The energy exchange’s futures market begins operating today, far sooner than planned following considerable efforts from all agencies and authorities involved, but the launch comes at a time of adverse conditions.
Authorities, given the currently unfavorable abnormal market conditions, will be content to see this new platform operate without technical glitches. Trial runs ahead of today’s launch did not produce problems.
The current pressure felt by financial markets and electricity suppliers has reined in early expectations.
Power utility PPC will assume the crucial role of market maker, bringing in the embryonic market’s first futures products.
The early launch of the futures market was promoted by the energy ministry to help cover electricity supplier needs following the premature termination of NOME auctions.
An upper limit is expected to be imposed on the amount of electricity production companies will be entitled to negotiate for target model contracts, according to a decision by authorities to be forwarded for public consultation within the next few days.
The implementation of an upper limit restricting the amount of electricity a company is permitted to negotiate in the futures market is foreseen in the target model plan. The remainder of electricity will need to be channeled into the day-ahead market to ensure that necessary amounts are available.
For months now, officials have speculated about the level of the upper limit. A clearer picture is expected within the next few days, when terms are forwarded for consultation.
Power utility PPC and independent companies have offered differing views. PPC has insisted on an elevated maximum level, an opinion shared by industrial figures, including EVIKEN, the Association of Industrial Energy Consumers, who believe low-level limits would not enable them to establish contracts with PPC for electricity amounts fully covering their needs.
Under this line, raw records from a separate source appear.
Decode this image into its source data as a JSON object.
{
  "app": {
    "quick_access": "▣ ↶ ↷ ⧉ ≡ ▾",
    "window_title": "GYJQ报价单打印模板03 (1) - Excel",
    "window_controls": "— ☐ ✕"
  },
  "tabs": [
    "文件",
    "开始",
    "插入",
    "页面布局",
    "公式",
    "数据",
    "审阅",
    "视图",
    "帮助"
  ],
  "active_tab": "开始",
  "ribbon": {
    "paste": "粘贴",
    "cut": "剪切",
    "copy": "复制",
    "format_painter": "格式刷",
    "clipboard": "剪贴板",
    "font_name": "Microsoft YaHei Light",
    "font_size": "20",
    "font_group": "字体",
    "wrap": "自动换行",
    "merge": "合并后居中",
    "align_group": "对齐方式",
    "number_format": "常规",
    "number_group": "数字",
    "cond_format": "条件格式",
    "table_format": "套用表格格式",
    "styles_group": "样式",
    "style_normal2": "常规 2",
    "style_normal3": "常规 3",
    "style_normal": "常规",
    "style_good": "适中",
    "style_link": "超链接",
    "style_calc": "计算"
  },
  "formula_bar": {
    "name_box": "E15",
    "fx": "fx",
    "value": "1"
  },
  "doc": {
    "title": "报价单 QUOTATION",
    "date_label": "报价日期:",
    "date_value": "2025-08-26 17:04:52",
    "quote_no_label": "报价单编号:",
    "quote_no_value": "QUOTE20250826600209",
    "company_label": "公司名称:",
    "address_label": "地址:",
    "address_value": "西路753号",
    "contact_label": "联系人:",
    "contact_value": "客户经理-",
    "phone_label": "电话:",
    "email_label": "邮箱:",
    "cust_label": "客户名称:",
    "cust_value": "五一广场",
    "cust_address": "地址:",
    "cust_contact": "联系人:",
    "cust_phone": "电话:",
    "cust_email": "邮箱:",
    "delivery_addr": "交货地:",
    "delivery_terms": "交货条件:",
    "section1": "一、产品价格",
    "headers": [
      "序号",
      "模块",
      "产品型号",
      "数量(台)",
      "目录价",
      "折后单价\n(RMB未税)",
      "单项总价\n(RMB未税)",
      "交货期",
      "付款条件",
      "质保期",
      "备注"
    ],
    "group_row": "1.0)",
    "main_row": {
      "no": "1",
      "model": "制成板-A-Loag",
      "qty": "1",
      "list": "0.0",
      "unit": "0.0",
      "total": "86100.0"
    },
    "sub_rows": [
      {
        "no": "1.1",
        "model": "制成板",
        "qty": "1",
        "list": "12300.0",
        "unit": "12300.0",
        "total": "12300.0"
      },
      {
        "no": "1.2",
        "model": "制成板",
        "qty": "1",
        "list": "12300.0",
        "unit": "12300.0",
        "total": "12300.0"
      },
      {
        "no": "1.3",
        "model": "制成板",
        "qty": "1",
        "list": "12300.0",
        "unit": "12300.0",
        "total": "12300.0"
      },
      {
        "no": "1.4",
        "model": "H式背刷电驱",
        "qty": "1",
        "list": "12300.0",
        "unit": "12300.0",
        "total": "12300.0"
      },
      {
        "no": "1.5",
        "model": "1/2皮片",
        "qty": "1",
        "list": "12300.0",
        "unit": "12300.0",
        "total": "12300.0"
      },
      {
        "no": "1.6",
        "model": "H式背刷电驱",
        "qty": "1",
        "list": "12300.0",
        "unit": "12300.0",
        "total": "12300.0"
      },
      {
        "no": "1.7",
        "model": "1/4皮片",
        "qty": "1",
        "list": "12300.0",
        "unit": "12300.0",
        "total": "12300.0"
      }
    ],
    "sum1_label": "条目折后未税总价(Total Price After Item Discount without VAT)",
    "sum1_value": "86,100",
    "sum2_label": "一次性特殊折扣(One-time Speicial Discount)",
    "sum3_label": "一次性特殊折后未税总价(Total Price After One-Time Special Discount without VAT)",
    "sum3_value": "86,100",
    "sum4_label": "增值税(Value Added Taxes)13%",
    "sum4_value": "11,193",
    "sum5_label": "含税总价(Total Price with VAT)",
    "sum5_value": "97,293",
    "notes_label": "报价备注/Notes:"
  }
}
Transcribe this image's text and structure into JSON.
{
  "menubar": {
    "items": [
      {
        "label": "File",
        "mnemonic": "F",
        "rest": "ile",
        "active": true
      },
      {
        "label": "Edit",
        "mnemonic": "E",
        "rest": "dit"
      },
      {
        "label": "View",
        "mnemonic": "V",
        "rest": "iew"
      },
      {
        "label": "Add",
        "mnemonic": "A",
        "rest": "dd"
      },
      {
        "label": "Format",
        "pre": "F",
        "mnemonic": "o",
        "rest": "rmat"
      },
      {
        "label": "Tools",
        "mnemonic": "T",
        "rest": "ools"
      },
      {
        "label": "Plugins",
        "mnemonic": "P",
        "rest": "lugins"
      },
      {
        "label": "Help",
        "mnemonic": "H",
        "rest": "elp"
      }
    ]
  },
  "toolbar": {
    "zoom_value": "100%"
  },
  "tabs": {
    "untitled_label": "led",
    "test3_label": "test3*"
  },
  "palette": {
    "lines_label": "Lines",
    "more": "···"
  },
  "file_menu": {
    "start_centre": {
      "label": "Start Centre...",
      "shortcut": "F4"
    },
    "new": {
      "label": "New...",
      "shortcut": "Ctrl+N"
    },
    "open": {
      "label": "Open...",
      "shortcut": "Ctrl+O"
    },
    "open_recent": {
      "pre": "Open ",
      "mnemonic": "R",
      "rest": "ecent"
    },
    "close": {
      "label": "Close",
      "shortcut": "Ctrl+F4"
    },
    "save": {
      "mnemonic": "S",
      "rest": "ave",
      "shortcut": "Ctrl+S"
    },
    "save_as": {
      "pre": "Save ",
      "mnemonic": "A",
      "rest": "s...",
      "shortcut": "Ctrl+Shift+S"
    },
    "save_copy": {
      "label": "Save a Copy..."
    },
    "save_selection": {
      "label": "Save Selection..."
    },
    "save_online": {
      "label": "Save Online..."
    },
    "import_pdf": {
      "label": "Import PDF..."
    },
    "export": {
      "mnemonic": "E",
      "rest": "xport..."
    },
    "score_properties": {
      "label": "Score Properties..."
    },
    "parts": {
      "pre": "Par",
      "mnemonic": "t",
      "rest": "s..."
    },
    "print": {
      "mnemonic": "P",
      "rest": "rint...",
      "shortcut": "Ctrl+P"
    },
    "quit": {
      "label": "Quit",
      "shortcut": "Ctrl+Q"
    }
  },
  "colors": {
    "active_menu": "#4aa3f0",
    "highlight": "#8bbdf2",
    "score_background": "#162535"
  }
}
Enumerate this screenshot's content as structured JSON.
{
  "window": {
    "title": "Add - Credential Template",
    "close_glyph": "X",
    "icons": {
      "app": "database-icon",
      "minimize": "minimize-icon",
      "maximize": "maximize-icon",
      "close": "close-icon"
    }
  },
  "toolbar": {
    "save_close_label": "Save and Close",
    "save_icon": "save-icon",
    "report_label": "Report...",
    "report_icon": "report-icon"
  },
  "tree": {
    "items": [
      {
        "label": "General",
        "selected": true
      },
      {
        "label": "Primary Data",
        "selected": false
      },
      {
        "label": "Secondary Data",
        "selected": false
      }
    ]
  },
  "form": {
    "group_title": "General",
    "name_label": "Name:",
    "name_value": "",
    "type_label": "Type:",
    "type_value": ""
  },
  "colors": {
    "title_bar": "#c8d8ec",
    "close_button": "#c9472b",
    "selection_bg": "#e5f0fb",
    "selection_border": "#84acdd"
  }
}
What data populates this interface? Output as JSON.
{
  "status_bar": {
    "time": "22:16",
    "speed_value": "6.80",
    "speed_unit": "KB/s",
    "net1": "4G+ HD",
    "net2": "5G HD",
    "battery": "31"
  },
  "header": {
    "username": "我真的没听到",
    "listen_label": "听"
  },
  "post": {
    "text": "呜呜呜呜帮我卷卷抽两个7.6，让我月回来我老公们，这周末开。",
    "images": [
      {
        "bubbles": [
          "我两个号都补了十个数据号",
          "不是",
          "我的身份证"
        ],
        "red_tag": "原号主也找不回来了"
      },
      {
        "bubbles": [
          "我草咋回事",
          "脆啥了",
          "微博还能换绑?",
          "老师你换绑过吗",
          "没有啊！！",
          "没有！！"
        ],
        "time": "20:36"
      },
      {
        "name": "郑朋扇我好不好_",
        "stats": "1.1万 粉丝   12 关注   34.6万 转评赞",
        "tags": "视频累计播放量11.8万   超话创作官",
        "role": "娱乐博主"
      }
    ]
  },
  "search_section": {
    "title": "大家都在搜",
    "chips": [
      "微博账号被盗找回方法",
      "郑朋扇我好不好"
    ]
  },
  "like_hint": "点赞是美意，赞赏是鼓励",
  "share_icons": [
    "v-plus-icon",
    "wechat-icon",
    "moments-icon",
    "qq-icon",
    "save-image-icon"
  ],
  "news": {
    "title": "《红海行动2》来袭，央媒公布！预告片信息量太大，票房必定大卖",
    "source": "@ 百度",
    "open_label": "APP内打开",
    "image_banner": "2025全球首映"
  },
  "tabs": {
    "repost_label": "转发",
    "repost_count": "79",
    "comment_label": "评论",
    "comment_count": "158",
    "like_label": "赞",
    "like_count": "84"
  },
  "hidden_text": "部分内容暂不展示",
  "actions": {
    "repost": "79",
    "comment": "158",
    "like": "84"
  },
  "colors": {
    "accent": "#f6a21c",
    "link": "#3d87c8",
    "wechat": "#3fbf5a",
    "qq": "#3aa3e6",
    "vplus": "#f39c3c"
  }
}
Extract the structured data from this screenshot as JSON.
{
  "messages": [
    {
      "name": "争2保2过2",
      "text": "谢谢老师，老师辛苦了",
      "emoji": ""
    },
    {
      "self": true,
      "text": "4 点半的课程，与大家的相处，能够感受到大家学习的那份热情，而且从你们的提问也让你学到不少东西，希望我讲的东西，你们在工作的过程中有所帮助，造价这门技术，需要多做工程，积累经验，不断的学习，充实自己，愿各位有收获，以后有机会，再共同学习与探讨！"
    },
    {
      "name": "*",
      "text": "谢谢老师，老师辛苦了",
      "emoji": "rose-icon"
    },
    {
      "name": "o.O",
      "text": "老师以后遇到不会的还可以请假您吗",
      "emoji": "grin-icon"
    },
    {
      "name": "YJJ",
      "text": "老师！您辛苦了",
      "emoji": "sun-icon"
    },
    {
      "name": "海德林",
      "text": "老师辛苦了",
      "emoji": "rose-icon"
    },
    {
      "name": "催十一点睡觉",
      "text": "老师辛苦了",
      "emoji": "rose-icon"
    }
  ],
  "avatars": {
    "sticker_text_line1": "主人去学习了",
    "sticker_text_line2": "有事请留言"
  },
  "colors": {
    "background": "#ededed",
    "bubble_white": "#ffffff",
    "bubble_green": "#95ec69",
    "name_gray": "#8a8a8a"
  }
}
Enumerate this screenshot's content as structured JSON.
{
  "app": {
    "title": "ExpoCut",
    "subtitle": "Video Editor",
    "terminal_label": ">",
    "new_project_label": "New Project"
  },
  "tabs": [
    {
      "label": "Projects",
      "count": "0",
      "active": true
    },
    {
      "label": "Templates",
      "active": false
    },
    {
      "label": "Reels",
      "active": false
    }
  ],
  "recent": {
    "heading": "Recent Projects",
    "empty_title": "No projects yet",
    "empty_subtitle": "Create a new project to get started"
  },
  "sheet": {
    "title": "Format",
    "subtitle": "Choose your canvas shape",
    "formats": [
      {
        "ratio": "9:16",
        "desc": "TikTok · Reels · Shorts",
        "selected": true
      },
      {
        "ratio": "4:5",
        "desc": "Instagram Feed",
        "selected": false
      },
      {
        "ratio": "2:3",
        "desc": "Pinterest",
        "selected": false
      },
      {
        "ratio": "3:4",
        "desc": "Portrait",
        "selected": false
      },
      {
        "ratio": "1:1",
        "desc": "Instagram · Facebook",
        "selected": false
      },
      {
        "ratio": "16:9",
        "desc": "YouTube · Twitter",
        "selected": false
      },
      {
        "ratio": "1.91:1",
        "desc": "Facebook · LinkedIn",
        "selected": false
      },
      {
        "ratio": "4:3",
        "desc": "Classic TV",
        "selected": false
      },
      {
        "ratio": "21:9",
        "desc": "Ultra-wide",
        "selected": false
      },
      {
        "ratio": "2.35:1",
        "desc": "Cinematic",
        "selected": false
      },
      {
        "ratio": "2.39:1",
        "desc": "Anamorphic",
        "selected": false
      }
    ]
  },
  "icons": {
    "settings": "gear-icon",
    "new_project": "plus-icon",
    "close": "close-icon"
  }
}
Authorities and agencies, primarily Greece’s energy exchange, tasked with designing a futures product intended to replace the country’s NOME auctions, being abolished, are racing against a time limit imposed by the European Commission.
The introduction of a six-month product, to run from this coming January to June, is being considered, according to a recent update provided by the government to Brussels.
Preparations leading to the establishment of required platforms by the end of the year are being pushed ahead.
Various developments have shrunk the available time for the new product’s introduction by six months, placing all authorities involved under considerable time pressure.
The Greek energy exchange, aiming to start operating in February, is currently working closely will all other relevant agencies on various issues, including the delivery of a product to replace the NOME auctions.
The level of readiness of power utility PPC to assume the role of market maker of the new futures product is pivotal.